## PROBLEM DESCRIPTION
Below are the records; collect from them each line containing the string "nick".

----- EXCERPTED DATA

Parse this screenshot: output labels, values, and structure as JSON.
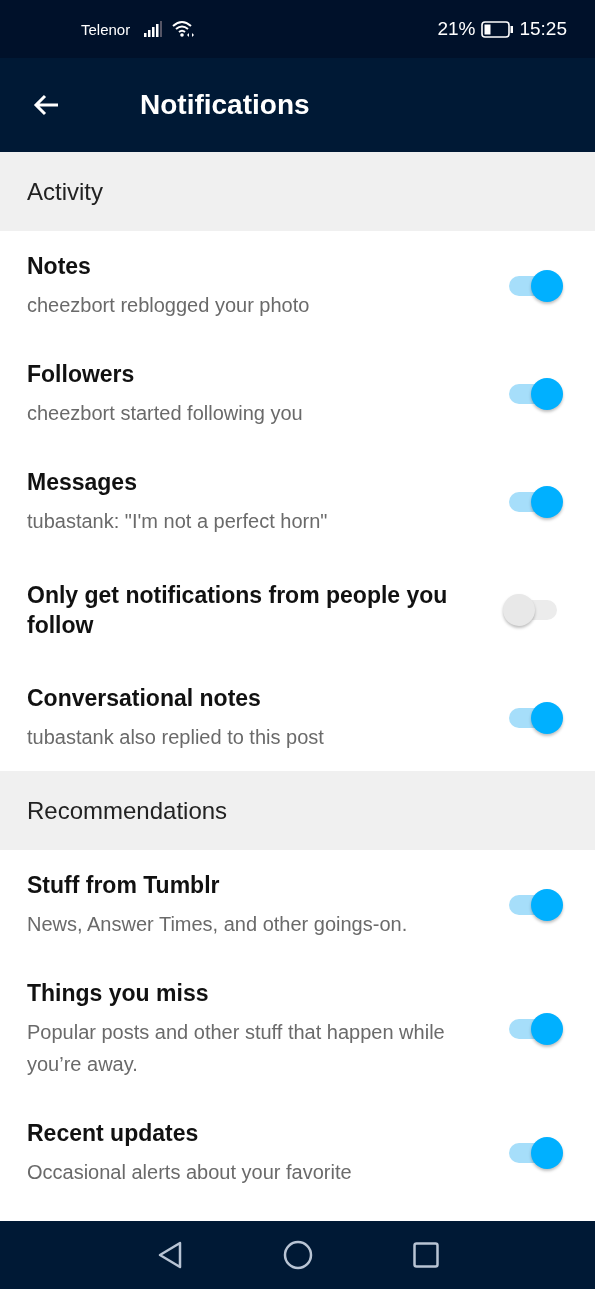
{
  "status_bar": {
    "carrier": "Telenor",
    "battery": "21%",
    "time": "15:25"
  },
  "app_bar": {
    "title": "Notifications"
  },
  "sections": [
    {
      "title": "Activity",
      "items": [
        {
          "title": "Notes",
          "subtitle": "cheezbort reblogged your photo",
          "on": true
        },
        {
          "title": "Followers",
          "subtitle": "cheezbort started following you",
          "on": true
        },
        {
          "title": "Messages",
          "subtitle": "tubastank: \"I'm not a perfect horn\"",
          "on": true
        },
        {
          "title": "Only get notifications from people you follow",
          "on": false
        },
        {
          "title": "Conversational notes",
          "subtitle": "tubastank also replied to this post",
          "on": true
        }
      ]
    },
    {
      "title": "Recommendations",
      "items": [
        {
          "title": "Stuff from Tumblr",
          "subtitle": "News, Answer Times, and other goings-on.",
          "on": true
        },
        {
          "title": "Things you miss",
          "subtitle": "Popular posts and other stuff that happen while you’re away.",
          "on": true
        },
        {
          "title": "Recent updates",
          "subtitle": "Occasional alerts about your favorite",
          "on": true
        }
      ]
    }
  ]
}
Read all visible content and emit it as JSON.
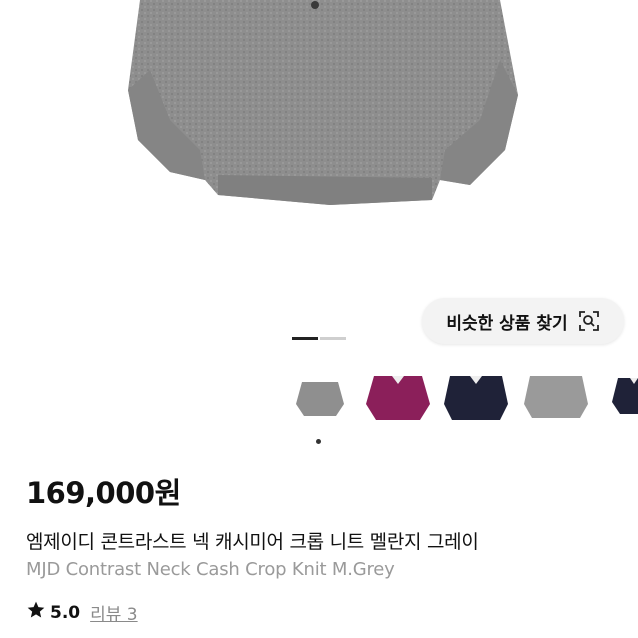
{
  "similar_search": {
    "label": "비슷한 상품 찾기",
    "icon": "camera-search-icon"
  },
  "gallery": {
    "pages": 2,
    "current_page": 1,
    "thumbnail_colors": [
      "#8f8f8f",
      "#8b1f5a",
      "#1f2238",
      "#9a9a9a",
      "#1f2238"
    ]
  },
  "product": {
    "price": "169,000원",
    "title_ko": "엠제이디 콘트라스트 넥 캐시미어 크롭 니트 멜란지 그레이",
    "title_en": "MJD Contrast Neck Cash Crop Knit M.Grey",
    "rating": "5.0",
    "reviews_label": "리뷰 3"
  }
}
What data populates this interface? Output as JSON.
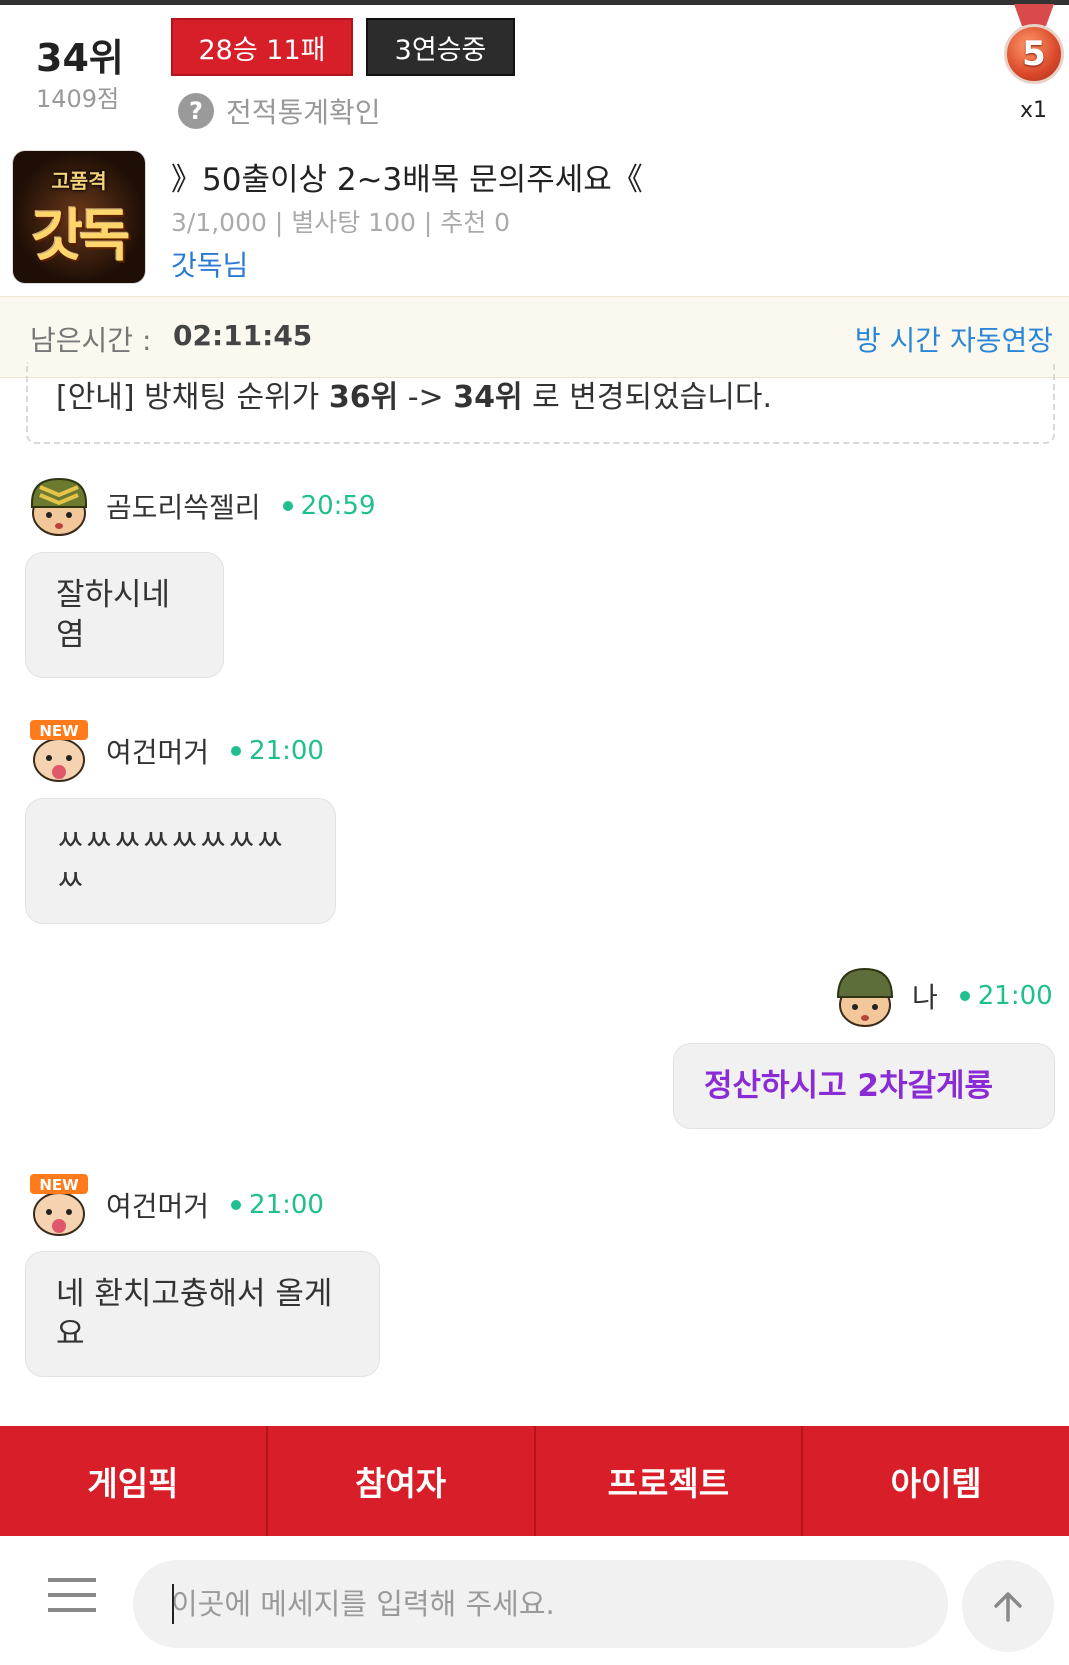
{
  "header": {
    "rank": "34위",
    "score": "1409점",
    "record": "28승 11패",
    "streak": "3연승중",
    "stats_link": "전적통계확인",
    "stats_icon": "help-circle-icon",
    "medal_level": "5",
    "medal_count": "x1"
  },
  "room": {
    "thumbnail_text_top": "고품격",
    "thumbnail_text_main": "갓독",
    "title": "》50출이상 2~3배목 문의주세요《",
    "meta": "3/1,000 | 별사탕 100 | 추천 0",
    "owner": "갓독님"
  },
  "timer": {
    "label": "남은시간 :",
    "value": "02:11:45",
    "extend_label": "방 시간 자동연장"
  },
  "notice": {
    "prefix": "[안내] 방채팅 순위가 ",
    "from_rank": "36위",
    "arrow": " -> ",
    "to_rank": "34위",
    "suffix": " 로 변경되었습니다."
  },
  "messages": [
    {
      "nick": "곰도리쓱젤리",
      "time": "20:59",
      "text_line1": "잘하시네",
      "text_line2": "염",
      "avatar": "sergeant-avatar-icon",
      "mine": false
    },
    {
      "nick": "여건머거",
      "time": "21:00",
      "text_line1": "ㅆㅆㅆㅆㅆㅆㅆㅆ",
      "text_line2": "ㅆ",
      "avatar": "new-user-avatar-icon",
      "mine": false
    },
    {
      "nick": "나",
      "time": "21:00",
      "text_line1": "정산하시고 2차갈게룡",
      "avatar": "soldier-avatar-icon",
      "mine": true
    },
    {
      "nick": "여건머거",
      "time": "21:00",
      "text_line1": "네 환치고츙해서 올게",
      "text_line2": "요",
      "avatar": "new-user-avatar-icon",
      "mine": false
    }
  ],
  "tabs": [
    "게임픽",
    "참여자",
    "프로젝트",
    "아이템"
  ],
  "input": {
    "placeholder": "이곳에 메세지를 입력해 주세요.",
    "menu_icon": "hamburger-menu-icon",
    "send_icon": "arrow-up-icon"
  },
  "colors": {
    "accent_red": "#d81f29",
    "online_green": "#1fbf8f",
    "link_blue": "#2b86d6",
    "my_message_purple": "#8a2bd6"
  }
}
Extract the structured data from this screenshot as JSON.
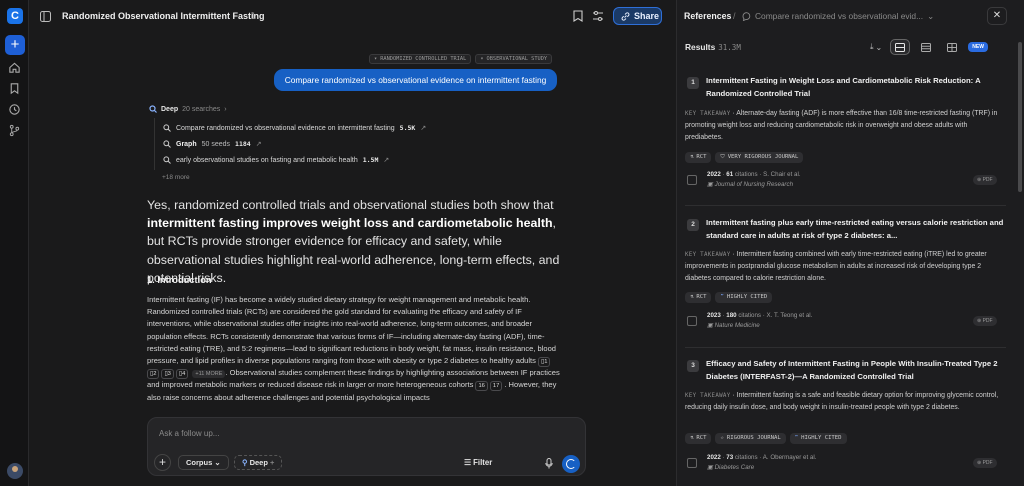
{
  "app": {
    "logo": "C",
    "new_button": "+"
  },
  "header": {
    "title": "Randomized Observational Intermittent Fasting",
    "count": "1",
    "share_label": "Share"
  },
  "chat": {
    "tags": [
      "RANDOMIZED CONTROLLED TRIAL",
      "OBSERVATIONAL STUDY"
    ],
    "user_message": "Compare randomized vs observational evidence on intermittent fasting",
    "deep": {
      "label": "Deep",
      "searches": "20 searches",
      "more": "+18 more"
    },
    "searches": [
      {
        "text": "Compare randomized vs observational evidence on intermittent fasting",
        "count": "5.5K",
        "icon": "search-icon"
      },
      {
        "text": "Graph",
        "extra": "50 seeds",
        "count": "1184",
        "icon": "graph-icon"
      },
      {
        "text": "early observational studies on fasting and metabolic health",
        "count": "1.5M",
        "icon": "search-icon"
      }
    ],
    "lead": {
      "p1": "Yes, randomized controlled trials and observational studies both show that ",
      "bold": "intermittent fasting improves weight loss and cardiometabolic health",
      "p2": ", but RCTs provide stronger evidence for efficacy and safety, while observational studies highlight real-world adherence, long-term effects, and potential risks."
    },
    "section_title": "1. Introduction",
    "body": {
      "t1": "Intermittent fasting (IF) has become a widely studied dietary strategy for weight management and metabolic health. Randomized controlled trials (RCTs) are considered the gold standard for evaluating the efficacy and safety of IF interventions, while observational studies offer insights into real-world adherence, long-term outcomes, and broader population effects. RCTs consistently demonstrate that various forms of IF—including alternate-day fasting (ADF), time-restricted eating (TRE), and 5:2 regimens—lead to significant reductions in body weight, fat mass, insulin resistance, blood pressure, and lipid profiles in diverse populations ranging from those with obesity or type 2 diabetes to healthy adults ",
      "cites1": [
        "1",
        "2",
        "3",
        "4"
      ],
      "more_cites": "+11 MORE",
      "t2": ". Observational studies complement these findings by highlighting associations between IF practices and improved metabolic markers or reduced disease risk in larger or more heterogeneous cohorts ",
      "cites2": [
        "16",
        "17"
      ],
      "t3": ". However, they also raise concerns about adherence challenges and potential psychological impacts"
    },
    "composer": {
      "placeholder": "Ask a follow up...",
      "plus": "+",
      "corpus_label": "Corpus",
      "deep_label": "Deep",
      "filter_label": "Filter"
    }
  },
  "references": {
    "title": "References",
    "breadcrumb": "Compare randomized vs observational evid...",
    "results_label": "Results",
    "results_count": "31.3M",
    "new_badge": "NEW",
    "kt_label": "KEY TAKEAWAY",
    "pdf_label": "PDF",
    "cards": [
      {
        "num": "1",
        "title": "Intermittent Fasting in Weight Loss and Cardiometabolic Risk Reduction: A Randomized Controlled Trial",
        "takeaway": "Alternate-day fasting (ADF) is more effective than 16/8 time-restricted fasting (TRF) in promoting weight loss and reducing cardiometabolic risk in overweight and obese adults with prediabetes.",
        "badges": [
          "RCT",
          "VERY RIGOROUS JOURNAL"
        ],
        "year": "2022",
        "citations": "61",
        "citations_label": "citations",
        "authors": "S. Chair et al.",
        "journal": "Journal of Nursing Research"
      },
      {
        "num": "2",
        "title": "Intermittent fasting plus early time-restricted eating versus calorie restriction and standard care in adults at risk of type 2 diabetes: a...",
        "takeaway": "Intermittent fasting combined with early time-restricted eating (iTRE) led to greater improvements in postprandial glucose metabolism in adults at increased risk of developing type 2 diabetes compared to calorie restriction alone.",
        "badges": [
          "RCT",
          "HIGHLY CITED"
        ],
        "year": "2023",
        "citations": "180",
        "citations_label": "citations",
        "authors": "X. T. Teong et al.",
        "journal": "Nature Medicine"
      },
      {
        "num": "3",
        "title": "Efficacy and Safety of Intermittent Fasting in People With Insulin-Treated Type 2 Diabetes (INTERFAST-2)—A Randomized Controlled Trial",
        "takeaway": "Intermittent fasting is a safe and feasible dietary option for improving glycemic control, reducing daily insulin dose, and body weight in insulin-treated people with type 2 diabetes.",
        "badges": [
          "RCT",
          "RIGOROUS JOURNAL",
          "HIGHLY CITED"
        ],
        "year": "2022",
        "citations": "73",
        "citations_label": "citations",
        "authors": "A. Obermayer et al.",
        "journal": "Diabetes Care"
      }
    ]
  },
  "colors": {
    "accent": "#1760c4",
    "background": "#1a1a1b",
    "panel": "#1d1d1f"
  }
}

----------

## ANSWER FOR THE TASK
      "nick": "곰도리쓱젤리",
      "nick": "여건머거",
      "nick": "나",
      "nick": "여건머거",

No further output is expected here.